While surely it wasn’t his intention, Waletzky’s new recording, Passengers, makes a strong case for itself as the greatest statement of new Yiddish song. Waletzky’s song cycle features six new compositions that are simultaneously and perhaps paradoxically imbued with an immediate urgency while sailing on a timeless current.
Waletzky’s isn’t a trained voice, but rather a folk voice, a voice of the people, ingrained with natural, organic textures that convey as much meaning (or more, for those who don’t speak Yiddish) as the lyrics – a tapestry of emotions in just a few notes, mournful, triumphant, inquisitive, playful. His original melodies sound like they’ve been around forever, and the instrumental arrangements by Michael Winograd – performed by a who’s who of mostly second- and third-generation klezmer talent – serve the songs beautifully.
Waletzky’s songs address a wide range of topics. “Nayn-un-Naynstik (Ninety-Nine)” is in the great tradition of Yiddish Socialist anthems, inveighing against “the one-percenter [who] screams bloody murder” when the stock market crashes, while the rest of us are “being driven out of the city because luxury is the new god.”
“Blinder Toyb (Blind Dove)” is a heartbreaking love song to Waletzky’s brother, Niel, who lost his eyesight as an adult and then died at a relatively young 63. “Coo your song, my blind dove,” sings Waletzky (in Yiddish), “with those honest eyes of yours. You disappeared on me: a rend in my soul.” Waletzky has the touch of the poet – note how he trades places with his brother in this line metaphorically, he being the one who can no longer see the other.
Waletzky also writes and sings modern-day secular prayers. “Gut-Morgn! (Good Morning!)” is a Yiddish update of soul singer-composer Curtis Mayfield’s “People Get Ready,” using the same imagery of catching a railroad as a means to towards redemption. “Pasazhirn, pasazhirn, es zenen ofn nokh a rege nor di tirn! Dayn stantsye nit farzamen, nit ver farshtekt in ort,” he sings, which translates, “Passengers, passengers, the doors are open for just another instant! Don’t miss your station, don’t get stuck in your seat.” Whether or not this was a conscious tribute to Mayfield, the result is clear – Waletzky is the Yiddish equivalent of a soul singer and composer.

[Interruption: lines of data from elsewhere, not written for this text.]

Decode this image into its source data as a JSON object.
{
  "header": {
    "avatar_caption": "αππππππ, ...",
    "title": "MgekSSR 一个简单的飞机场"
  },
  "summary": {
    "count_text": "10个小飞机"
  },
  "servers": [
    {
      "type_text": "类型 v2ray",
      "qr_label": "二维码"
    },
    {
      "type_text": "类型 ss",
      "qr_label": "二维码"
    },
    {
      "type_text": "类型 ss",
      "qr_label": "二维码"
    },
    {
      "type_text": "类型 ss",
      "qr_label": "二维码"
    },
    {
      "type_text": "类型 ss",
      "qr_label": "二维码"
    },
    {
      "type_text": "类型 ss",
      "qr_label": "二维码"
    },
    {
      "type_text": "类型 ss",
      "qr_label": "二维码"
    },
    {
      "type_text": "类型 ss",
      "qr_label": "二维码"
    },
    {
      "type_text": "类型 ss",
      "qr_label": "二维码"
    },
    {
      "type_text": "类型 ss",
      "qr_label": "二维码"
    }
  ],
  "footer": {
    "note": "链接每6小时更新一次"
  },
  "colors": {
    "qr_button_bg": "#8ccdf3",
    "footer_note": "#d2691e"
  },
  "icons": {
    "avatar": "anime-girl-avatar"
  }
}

A word about the package: at a time when music is most often received and listened to via intangible digital files one never sees or holds in ones hand, Waletzky goes totally old school with “Passengers.” The CD comes packaged in a gorgeous book that devotes a four-page overleaf to each song, including the Yiddish lyrics in both the original and in transliteration; the English translation; and, for each song, a carefully selected reprint of an image of contemporary art by the likes of Adam Whiteman, Tine Kindermann, Ellen Langford, and others, making “Passengers” a thing of beauty both musically and visually.